Quotes Quote #3 "But when it is ready, it takes place, and grinds to pieces everything before it. At first, Madame Defarge has a very subtle role in the book, sitting in her corner of the wine- shop, knitting. A Tale of Two Cities adapts the classical Fates in two ways. A symbol of vengefulness and revolutionary excess, Madame Defarge sits outside her Paris wine shop endlessly knitting a scarf that is—in effect—a list of those to be killed.
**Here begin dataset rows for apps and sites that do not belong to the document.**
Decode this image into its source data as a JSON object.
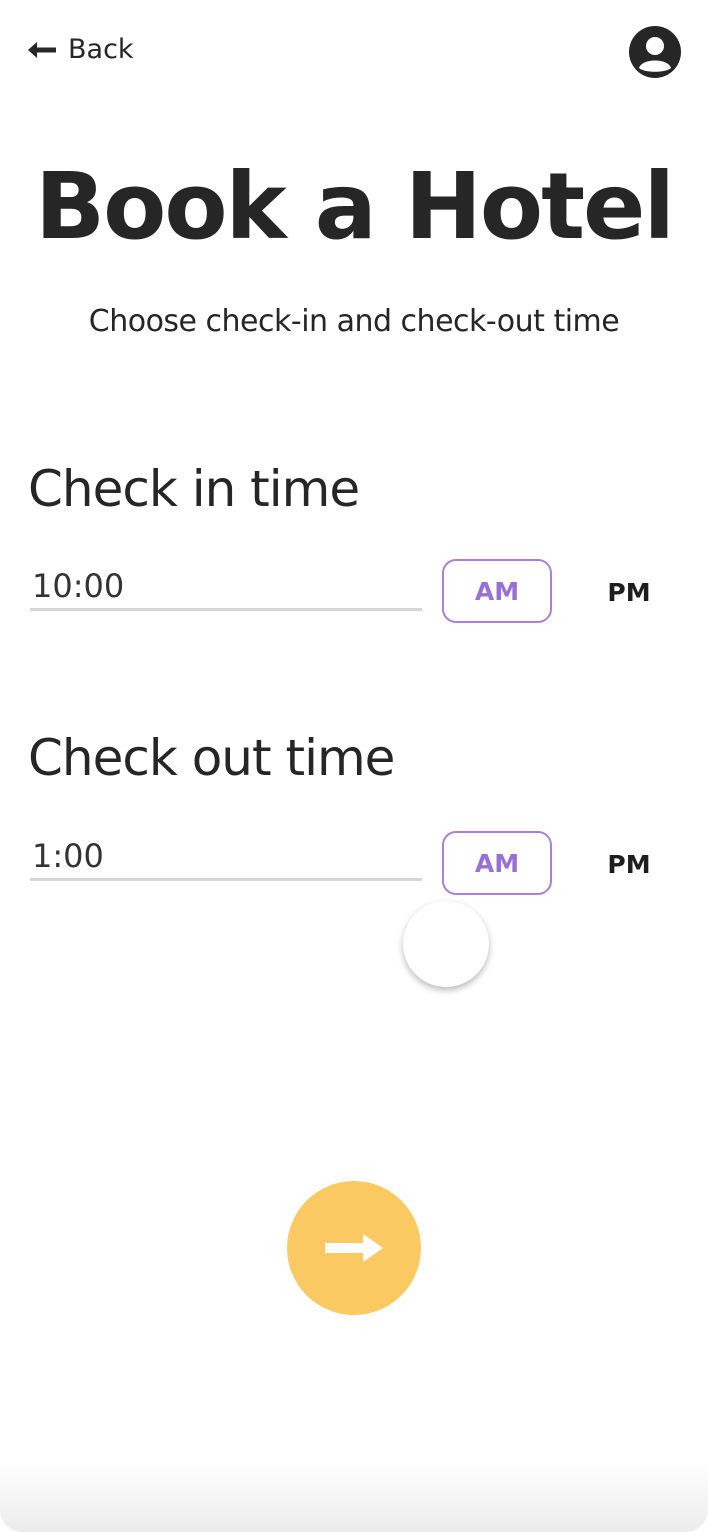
{
  "header": {
    "back_label": "Back",
    "back_icon": "arrow-left-icon",
    "profile_icon": "user-circle-icon"
  },
  "title": "Book a Hotel",
  "subtitle": "Choose check-in and check-out time",
  "check_in": {
    "heading": "Check in time",
    "value": "10:00",
    "am_label": "AM",
    "pm_label": "PM",
    "selected": "AM"
  },
  "check_out": {
    "heading": "Check out time",
    "value": "1:00",
    "am_label": "AM",
    "pm_label": "PM",
    "selected": "AM"
  },
  "next_button": {
    "icon": "arrow-right-icon"
  },
  "colors": {
    "accent_purple": "#a980de",
    "accent_yellow": "#fbc962",
    "text": "#262626"
  }
}
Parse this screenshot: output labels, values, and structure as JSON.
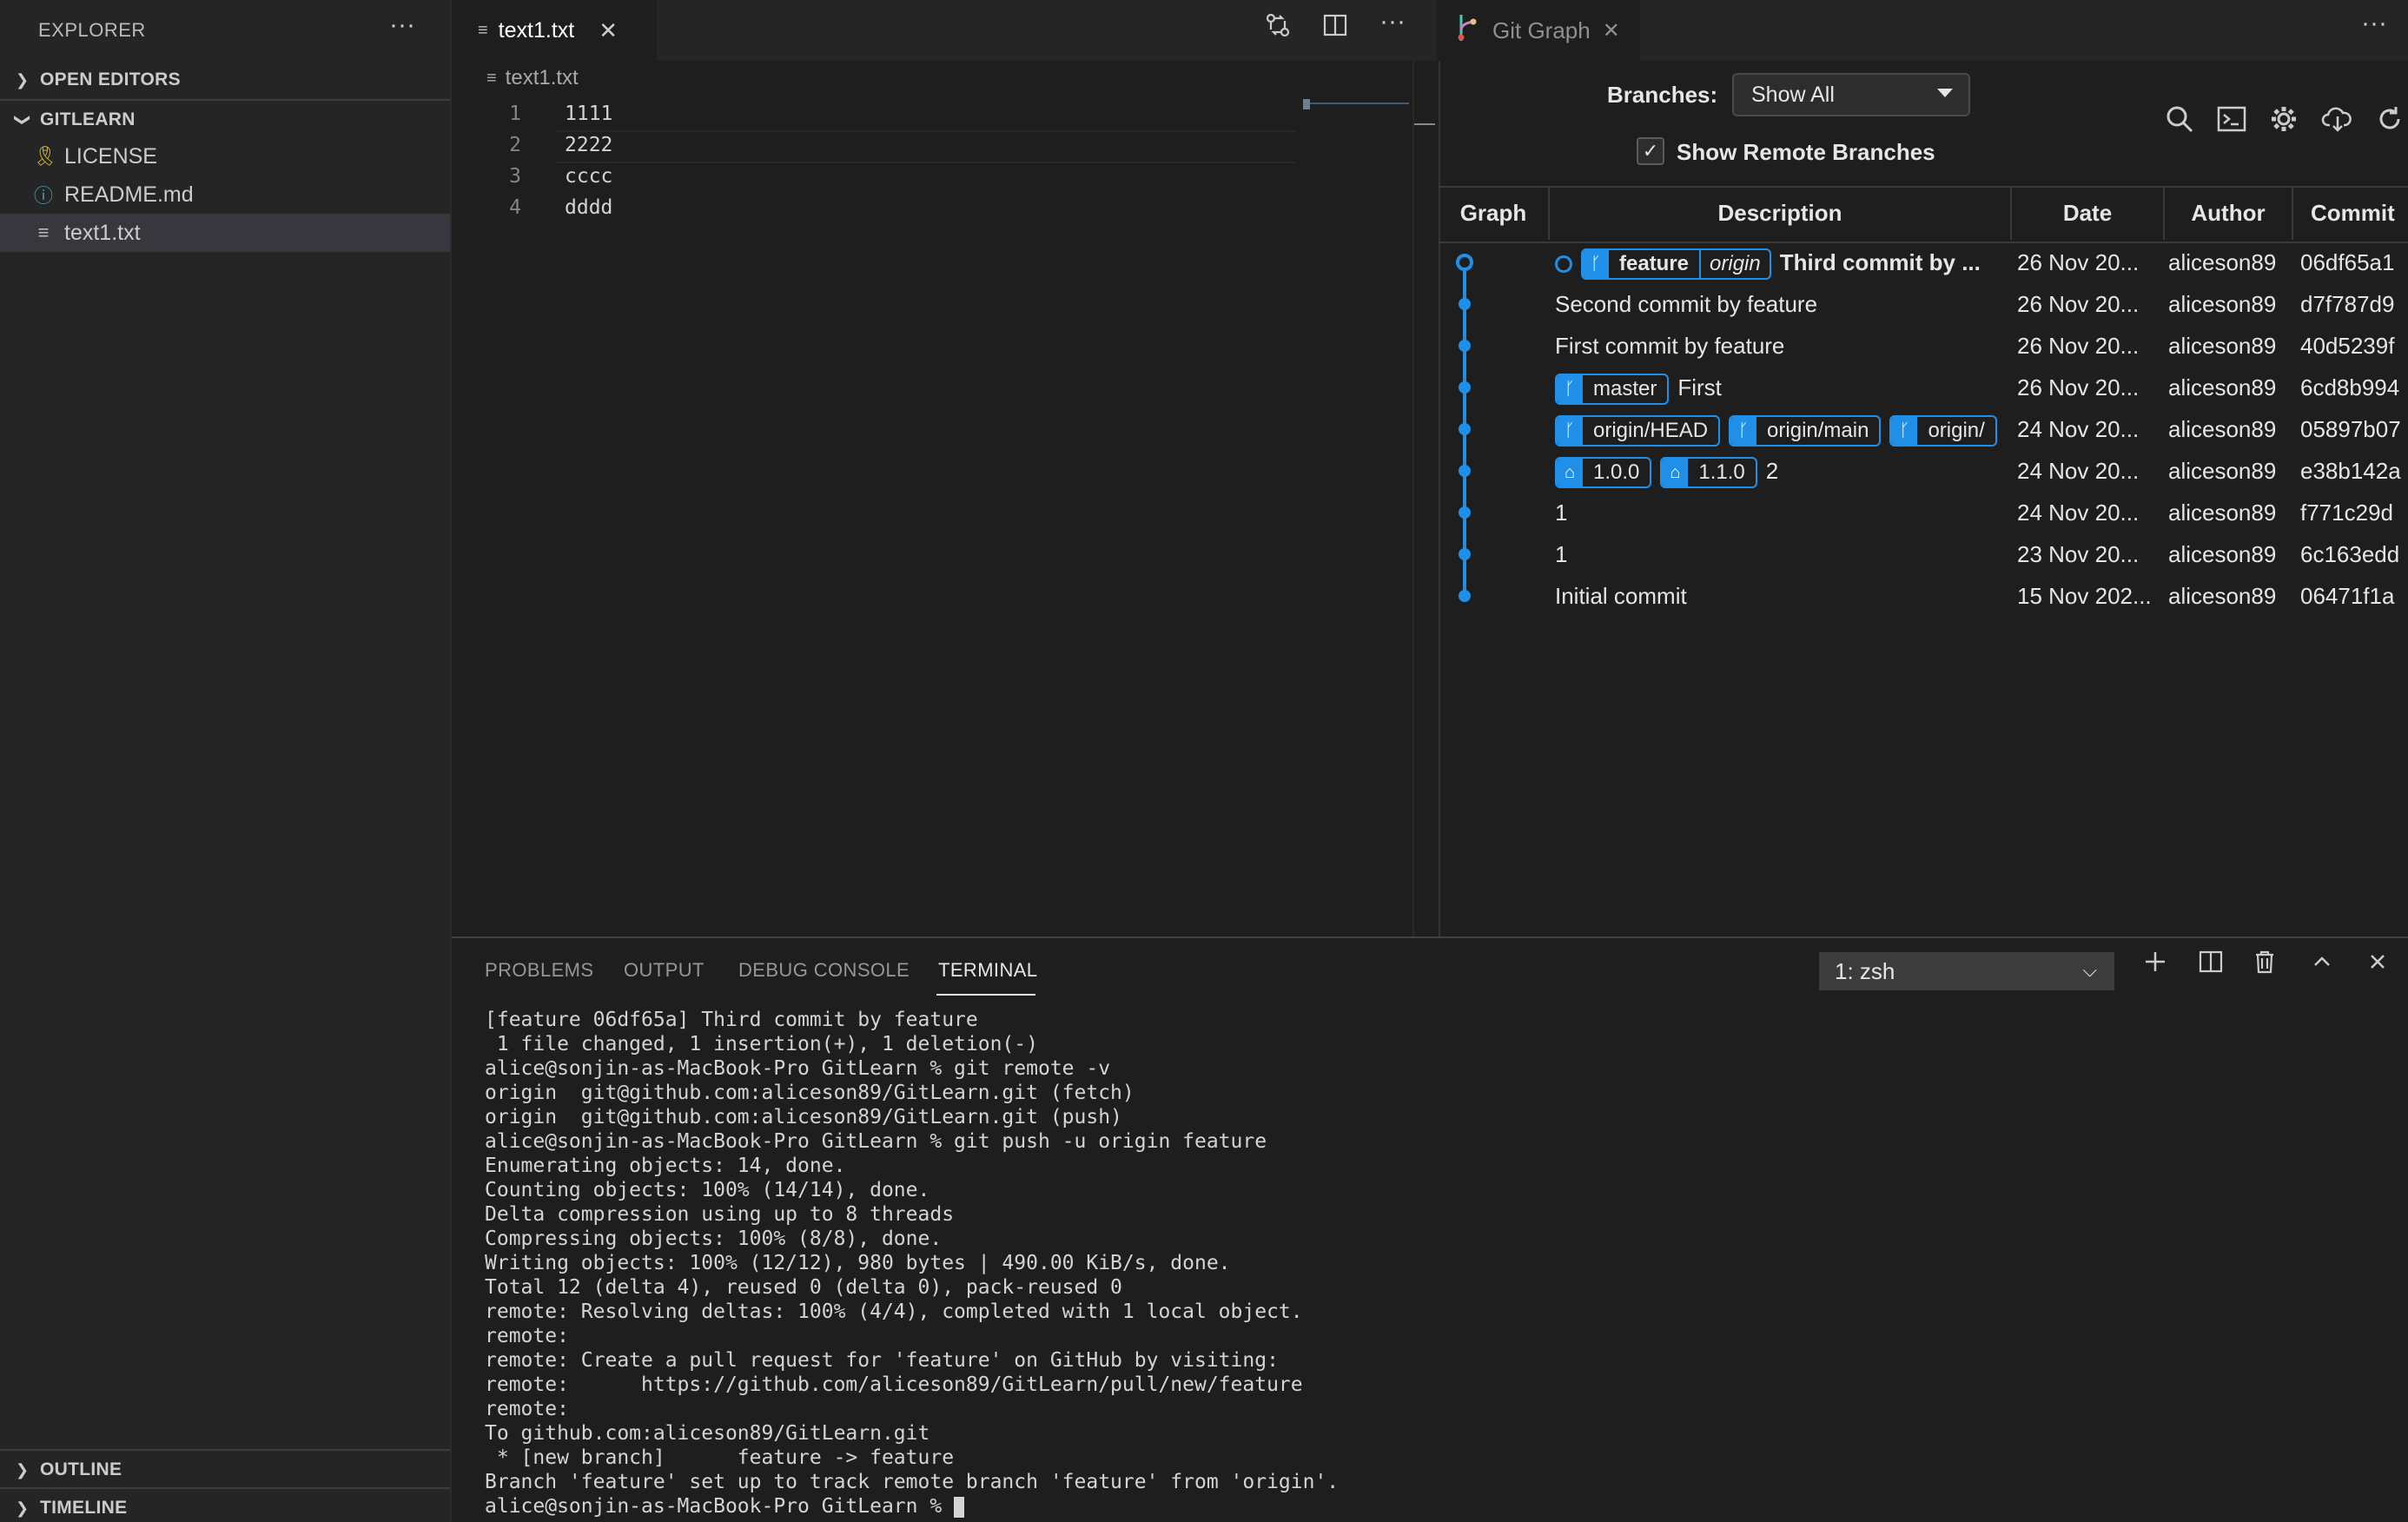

However, she is one of those dynamic characters who possess more significance than we see at first. She doesn’t even stop knitting. Incorporated into the scarf’s pattern are the names of hated aristocrats—including the St. Evrémondes, the family of Charles Darnay, a leading character. Madame Defarge’s death by a bullet from her own gun—she dies in a scuffle with Miss Pross—symbolizes Dickens’s belief that the sort of vengeful attitude embodied by Madame Defarge ultimately proves a self-damning one. Madame Defarge stares at her coldly. Analysis, related quotes, timeline. In A Tale of Two Cities, Dickens uses Madame Defarge as a symbol of revenge to show his recurring theme of revenge throughout the novel to prove that revenge is justified in some situations. Cold As Ice Her problem, it seems, is that Madame Defarge just doesn’t know where to draw the line. She knows her husband has affection for Manette and Lucie and sees Monsieur Defarge’s ability to feel empathy for others as a weakness. Madame Defarge lost her whole family when she was a child, and the anger and grief that these losses created makes her a dangerous foe in the novel. For just as the aristocracy’s oppression has made an oppressor of Madame Defarge herself, so will her oppression, in turn, make oppressors of her victims. Madame Defarge to Lucy Manette "The wives and mothers we have been used to see, since we were as little as this child, and much less, have not been greatly considered? The shadow attendant on Madame Defarge and her party seemed them to fall, threatening and dark, on both the mother and child. Madame Teresa Defarge is the main antagonist of Charles Dickens' novel A Tale of Two Cities. She becomes one of the most bloodthirsty revolutionaries in the French Revolution. From here her plots and machinations involve the innocent Lucie Manette and her father, Dr. Manette, returned to life after an 18-year imprisonment in the Bastille, and the heroic Charles Darnay and his wicked uncle, the Marquis St. Evremonde. Her goal from the start of the book is to exterminate the noble race. As she knits the names of her enemies, Madame Defarge is effectively condemning people to a deadly fate. In classical mythology, three sister gods called the Fates controlled the threads of human lives. Madame Defarge is revealed in her husband's wine shop in the poorest district of Paris. As Madame Defarge converses with people in the wine shop, they speak of her need to get revenge on the descendants of the Evermondes. Detailed quotes explanations with page numbers for every Madame Defarge wants to accomplish this so she can avenge the death of her family, who were killed by nobles. In a Tale of Two Cities Madame Defarge is a very important character. She wants her revenge, not only on the d'Aulnais family that caused her family's death, but also on the entire French noble class. Madame Defarge Quotes Madame Defarge, though intelligent, is consumed by her hatred and has transformed into something just as bad, if not worse, than the members of the aristocracy. PDF downloads of all 1305 LitCharts literature guides, and of every new one we publish. Madame Defarge is eager to kill them, since they are related to Darnay and the Evrémonde family. Madame Defarge will stop at nothing to see the French nobility suffer and, although she is not very educated, she is extremely clever. Madame Defarge knits a "Hit List" all day in the wine shop which serves as a list of people the Revolutionists must kill during the Revolution. Madame Defarge hates the Evremondes because the marquis (Charles Darnay/Evremonde's father) and his brother abused her family. We have known their husbands and fathers laid in prison and kept from them, often enough? As far as she’s concerned, "justice" for the fate of her family isn’t just that the Marquis Get everything you need to know about Madame Defarge in A Tale of Two Cities.